There has been global applause for a teacher in Ghana who posted photos of himself drawing on a blackboard with multi-colored chalk, the features of a Microsoft Word processing window. The students in his class can also be seen drawing it into their notebooks.
Social media exploded in admiration and wonder at his effort to explain how computers work—without computers.
Richard Appiah Akoto, 33, is the information and communication technology (ICT) teacher at Betenase M/A Junior High School in the town of Sekyedomase, about two and half hours drive north of Ghana’s second city, Kumasi. The school has no computers even though since 2011, 14 and 15-year-olds are expected to write and pass a national exam (without which students cannot progress to high school) with ICT being one of the subjects.
“This is not my first time [of drawing] it. I have been doing it anytime I am in the classroom…I like posting pictures on Facebook so I just felt like [sharing it]. I didn’t know it would get the attention of people like that,” says Akoto, who has been a teacher at the school for six years.
On Facebook, Akoto goes by the nickname “Owura Kwadwo Hottish” which was the name that went viral on both Facebook and Twitter. His photo was seen as both a bit of ironic fun about life in Africa but also as a source of inspiration particularly for Africans in the tech community like the Cameroonian tech entrepreneur Rebecca Enonchong, who tweets as @africatechie.

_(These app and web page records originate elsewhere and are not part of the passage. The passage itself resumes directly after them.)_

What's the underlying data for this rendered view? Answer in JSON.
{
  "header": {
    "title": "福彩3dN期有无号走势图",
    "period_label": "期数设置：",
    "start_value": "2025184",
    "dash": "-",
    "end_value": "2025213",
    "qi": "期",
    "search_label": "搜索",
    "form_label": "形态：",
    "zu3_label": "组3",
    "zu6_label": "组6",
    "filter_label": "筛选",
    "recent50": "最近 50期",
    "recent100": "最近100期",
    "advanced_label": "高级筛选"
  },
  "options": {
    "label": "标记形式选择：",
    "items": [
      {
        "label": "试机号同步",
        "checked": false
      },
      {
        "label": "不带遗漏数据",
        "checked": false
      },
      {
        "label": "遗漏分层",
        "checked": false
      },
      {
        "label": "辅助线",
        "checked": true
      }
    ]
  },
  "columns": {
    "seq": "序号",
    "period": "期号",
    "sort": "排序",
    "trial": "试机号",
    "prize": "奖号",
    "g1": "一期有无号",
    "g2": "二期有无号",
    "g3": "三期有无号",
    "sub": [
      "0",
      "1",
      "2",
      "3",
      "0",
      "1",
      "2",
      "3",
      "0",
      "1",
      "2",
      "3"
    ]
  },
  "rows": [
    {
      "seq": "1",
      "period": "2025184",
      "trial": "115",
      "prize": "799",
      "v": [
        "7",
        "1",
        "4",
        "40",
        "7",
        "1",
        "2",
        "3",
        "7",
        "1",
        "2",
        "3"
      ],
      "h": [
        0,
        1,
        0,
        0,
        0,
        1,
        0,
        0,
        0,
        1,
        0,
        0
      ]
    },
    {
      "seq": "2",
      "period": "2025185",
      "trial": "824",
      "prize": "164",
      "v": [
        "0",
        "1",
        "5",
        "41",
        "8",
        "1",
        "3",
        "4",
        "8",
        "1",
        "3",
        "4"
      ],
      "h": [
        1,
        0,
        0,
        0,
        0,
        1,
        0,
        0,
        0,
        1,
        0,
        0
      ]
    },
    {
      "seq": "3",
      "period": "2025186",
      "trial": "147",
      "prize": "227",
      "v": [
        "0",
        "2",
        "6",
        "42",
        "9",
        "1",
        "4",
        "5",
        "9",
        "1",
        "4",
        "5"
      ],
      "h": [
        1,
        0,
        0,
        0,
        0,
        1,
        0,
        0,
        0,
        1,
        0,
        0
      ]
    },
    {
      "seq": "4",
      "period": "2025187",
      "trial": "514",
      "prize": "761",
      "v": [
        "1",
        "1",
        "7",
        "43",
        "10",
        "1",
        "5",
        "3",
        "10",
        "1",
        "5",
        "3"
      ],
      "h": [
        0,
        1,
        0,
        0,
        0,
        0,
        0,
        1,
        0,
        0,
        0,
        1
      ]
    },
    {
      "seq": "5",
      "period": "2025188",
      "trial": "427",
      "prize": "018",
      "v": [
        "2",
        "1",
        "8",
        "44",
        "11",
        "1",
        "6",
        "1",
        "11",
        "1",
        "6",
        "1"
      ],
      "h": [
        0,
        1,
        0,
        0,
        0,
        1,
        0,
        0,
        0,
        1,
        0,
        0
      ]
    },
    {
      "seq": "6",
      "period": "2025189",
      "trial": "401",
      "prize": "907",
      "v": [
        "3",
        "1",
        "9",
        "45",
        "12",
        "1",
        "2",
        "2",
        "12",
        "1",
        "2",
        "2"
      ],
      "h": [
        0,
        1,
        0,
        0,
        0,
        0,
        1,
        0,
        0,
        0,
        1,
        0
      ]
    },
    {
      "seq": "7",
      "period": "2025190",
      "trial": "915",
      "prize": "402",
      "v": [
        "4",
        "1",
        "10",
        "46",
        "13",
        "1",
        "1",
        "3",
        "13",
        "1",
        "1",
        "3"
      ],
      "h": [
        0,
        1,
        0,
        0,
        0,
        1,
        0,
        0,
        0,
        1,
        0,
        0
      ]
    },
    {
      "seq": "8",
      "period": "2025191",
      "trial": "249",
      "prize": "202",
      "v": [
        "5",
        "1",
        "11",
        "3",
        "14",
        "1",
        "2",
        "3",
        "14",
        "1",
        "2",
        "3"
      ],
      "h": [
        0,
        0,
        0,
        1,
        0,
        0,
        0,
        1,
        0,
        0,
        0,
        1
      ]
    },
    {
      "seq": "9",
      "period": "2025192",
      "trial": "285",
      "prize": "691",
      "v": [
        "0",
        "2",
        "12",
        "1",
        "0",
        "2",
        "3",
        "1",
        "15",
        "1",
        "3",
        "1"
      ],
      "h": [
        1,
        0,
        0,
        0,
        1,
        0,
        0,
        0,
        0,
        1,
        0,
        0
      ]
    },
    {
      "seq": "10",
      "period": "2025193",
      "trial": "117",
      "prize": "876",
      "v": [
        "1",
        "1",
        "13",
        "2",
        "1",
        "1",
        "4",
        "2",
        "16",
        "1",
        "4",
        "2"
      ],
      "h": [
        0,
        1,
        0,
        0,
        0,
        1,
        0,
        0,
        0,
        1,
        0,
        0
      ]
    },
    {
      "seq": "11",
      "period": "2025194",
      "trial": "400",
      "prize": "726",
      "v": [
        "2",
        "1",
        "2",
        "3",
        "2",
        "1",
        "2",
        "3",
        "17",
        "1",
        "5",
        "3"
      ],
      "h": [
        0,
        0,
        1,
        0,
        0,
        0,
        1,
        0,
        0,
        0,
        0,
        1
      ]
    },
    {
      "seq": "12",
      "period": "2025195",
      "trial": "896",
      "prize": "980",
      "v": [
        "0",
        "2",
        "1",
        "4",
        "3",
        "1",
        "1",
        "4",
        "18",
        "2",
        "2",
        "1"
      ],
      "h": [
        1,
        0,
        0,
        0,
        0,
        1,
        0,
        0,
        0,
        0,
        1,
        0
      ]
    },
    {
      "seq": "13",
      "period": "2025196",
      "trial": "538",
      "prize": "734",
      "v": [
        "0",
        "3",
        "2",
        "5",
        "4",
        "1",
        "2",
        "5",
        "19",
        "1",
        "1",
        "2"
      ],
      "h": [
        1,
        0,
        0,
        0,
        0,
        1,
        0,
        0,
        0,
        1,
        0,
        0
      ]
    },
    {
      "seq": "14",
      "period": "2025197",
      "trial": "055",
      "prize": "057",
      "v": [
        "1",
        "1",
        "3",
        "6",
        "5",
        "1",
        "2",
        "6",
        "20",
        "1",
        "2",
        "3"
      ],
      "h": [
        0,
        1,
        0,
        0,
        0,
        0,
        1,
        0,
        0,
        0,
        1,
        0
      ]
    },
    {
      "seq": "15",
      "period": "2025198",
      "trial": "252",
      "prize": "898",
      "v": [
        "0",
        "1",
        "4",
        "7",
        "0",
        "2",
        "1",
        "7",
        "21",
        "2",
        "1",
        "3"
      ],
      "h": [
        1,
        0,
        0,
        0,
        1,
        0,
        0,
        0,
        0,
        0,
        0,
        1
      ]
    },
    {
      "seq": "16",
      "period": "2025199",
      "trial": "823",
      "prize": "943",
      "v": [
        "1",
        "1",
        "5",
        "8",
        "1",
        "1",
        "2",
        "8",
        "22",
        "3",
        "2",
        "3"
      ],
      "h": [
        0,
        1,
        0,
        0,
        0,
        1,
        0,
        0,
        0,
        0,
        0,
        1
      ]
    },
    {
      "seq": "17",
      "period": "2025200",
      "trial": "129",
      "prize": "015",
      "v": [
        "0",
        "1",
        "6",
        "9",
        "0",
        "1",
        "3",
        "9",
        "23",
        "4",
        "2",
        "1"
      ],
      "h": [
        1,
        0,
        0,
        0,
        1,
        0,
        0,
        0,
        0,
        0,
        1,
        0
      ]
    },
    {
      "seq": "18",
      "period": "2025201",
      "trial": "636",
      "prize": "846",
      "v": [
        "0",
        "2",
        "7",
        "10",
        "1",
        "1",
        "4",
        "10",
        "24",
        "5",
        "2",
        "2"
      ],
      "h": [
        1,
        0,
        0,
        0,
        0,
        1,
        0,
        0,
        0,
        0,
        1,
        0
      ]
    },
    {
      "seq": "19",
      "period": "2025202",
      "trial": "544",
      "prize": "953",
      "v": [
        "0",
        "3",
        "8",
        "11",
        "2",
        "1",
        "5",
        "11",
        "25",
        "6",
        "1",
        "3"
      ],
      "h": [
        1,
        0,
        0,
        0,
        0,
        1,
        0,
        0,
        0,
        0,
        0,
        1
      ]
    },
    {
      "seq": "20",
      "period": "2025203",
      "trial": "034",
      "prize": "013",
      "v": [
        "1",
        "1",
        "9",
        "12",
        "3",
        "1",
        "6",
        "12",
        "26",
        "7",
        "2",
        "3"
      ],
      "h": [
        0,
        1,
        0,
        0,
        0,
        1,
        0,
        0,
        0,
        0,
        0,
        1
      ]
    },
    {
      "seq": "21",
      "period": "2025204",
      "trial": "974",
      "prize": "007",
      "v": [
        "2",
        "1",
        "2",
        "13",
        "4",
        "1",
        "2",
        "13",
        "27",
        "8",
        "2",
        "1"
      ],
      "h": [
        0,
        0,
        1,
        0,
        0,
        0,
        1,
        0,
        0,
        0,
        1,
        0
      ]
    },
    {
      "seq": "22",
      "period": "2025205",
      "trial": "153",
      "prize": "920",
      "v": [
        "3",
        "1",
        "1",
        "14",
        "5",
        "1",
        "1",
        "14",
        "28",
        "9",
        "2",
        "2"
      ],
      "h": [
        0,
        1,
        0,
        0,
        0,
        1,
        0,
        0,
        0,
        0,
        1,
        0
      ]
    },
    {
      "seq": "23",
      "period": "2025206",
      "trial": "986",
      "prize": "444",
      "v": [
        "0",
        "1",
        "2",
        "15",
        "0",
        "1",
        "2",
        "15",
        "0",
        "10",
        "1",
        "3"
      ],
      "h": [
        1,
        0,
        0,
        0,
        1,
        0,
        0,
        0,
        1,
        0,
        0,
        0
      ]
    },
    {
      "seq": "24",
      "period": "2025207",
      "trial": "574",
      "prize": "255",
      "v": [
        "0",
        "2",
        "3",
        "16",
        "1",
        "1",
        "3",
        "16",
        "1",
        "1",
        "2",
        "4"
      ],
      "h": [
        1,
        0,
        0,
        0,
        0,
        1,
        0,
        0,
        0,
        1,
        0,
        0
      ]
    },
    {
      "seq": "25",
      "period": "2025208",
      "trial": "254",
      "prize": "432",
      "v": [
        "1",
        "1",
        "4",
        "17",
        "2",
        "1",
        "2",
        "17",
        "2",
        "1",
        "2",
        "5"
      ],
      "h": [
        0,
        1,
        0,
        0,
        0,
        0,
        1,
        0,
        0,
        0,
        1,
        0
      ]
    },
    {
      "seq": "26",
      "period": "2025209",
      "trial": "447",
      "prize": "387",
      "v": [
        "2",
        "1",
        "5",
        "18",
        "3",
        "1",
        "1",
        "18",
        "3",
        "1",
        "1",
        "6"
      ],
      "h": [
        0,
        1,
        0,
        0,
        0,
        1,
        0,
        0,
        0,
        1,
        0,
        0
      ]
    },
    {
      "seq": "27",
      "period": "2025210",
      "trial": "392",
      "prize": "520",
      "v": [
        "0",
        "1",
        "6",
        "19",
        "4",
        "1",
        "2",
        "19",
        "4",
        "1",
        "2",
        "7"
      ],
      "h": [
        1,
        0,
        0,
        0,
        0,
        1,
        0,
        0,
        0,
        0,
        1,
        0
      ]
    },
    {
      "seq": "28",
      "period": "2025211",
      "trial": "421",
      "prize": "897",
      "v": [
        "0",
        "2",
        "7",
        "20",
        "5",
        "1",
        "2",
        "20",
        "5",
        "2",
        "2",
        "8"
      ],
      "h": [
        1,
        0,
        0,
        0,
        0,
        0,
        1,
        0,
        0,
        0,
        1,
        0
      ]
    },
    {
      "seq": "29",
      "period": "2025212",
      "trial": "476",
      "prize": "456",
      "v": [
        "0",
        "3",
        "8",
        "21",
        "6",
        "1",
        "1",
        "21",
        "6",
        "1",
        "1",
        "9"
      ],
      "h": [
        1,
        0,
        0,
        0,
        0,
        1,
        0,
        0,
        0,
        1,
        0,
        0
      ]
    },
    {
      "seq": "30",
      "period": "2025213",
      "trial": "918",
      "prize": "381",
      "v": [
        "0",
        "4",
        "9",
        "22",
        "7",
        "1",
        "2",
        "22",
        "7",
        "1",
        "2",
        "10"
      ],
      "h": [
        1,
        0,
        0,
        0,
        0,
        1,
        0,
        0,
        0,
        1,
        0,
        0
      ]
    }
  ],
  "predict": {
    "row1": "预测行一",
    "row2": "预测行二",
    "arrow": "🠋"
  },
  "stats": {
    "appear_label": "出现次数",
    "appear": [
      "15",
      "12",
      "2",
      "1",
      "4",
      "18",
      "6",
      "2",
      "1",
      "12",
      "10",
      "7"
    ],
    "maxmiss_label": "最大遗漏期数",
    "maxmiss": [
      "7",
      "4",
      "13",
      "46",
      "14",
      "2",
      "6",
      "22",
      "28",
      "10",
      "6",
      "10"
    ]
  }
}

The photos gained prominence after a popular Ghanaian comedian (who is also a teacher) shared it with his 140,000 Facebook fans and later picked up by international websites and tech enthusiasts on the continent. After Enonchong tweeted about him she reached out to Microsoft on Twitter. This has culminated in a promise by Microsoft to “equip [Akoto] with a device from one of our partners, and access to our MCE program & free professional development resources on.” Akoto, however adds that the school needs about 50 computers in order for his classes to really fulfill its promise.
Although he has a personal laptop, he does not use it because the features differ from what is in the official syllabus which require him to teach his students among other things parts of a system unit and monitor, the steps in connecting them and how to boot a computer with a desktop as their reference. ”[So] if you bring a charged laptop to class and just press the power button, then all of a sudden, everything will be on”, that does not work, he says.
That written exam relies on students’ ability to remember what is in the syllabus, which has not been updated since its introduction. Last year, only one of his students managed to get an A.
“Definitely those in Accra [Ghana’s capital] will pass the exam because you cannot compare someone who is in front of a computer, who knows what he is doing with the mouse to someone who has not had a feel of a computer mouse before”, says Akoto.
While Akoto has been described as an inspiration for teachers in Africa, what he does is symptomatic of an under-resourced dysfunctional public school system. Across the continent, many poor parents are forced to choose private schools over free public primary schools due to this lack of resources in government-owned schools. In Ghana, there have also been calls for a national conversation about a fairer distribution of educational resources as many rural schools like Betenase struggle with infrastructure and teaching logistics challenges.